Capturing the Perfect Sunset
Johnny Quirin, a contributing photographer for Michigan Travel Ideas, shares his experience trying to photograph the Grand Haven Pier at sunset.
“F8 and be there”— it’s a phrase used by photographers. Be at the right place, at the right time, with your camera in hand. F8 is a setting on the camera that refers to an aperture setting on the lens. But, it’s the “being there” that counts. I have been trying to capture a Grand Haven sunset since I moved to the area almost 10 years ago. The problem is that I live 10 miles inland, which makes the trek to the beach too long when inspiration strikes.
In July, I got an assignment for Michigan Travel Ideas to photograph the Grand Haven Pier. One of the suggestions was for a sunset shot. An idyllic Michigan Moment, if you will. There was no more leaving it to chance. The only way I could capture the image was to “be there” every night at sunset until I got the results. Easy gig, right? I went night after night for almost a week, but my quest was unsuccessful.

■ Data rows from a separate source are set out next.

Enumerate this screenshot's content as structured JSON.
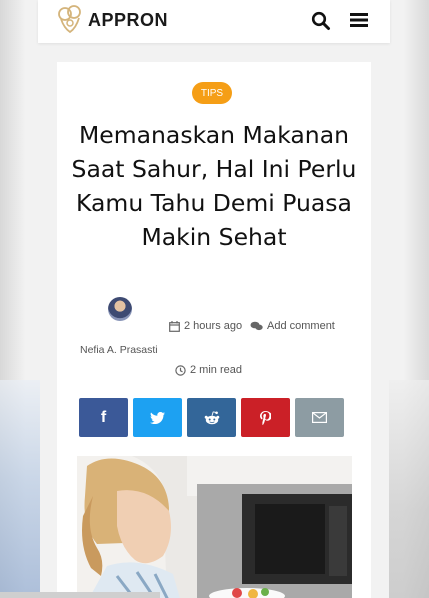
{
  "header": {
    "logo_text": "APPRON",
    "search_icon": "search-icon",
    "menu_icon": "hamburger-menu-icon"
  },
  "article": {
    "category": "TIPS",
    "title": "Memanaskan Makanan Saat Sahur, Hal Ini Perlu Kamu Tahu Demi Puasa Makin Sehat",
    "author": "Nefia A. Prasasti",
    "posted": "2 hours ago",
    "comment_link": "Add comment",
    "read_time": "2 min read"
  },
  "share": {
    "buttons": [
      {
        "network": "facebook",
        "icon": "facebook-icon",
        "glyph": "f",
        "color": "#3b5998"
      },
      {
        "network": "twitter",
        "icon": "twitter-icon",
        "glyph": "",
        "color": "#1da1f2"
      },
      {
        "network": "reddit",
        "icon": "reddit-icon",
        "glyph": "",
        "color": "#336699"
      },
      {
        "network": "pinterest",
        "icon": "pinterest-icon",
        "glyph": "",
        "color": "#cb2027"
      },
      {
        "network": "email",
        "icon": "email-icon",
        "glyph": "",
        "color": "#8d9ca3"
      }
    ]
  },
  "colors": {
    "accent": "#f59e16",
    "text": "#111111"
  }
}
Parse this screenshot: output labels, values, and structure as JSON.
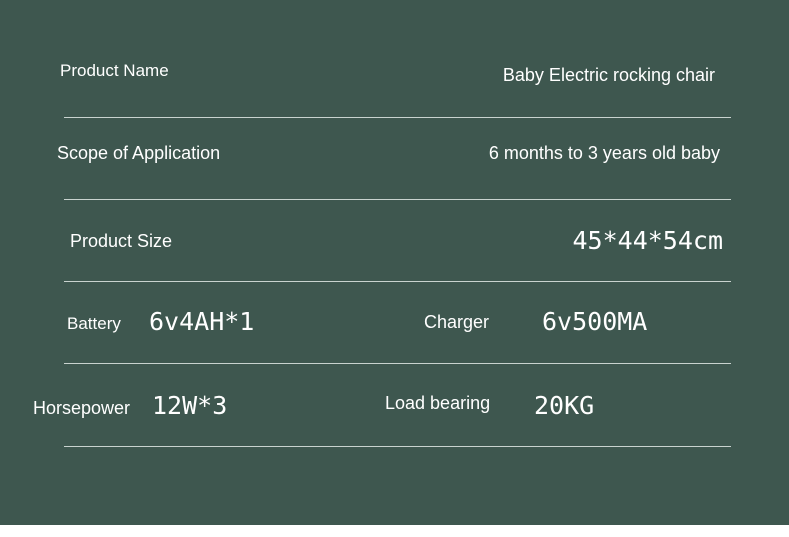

Part of the problem with getting a good sunset is the weather. Too foggy or overcast, and the sun may go behind the clouds at the crucial moment. Too clear, and the sun sometimes creates all kinds of flare. There needs to be just enough moisture in the air to act as a natural filter for the sun.
Saturday evening finally gave me the sunset I was waiting for—the conditions were just right. It was also early enough that I had time to get to the beach and shoot. There was one wrench in this otherwise ideal scenario. This particular night, this particular Saturday, these perfect shooting conditions fell on the busiest night Grand Haven sees all year. It was the apex of the Coast Guard Festival. Tens of thousands of people converge on our little town to see the fireworks. If you get lucky enough to get close to the pier, finding a parking spot is next to impossible. But I had to try.
I took every back road I could as I doglegged past streets of gridlocked cars. I even cut through a cemetery. Finally, I reached the pier parking lot. Ignoring the Lot Full sign, I somehow found a spot and ran to the pier. It was packed with visitors waiting for the fireworks. But people were exactly what I needed to add interest to the shot.
I found my spot on the beach and started clicking. The sun slipped behind the perfect amount of vapor. It was happening. I was getting my shot. Somehow everyone on the pier knew just where to stand. After all the previous evenings of failure, I finally got it. Although I didn’t use F8 on the camera, I got to “be there.”
Johnny Quirin is a freelance magazine photographer based in Grand Rapids. In addition to Michigan Travel Ideas, his clients include Grand Rapids Magazine, West Michigan Business Review and Michigan Blue.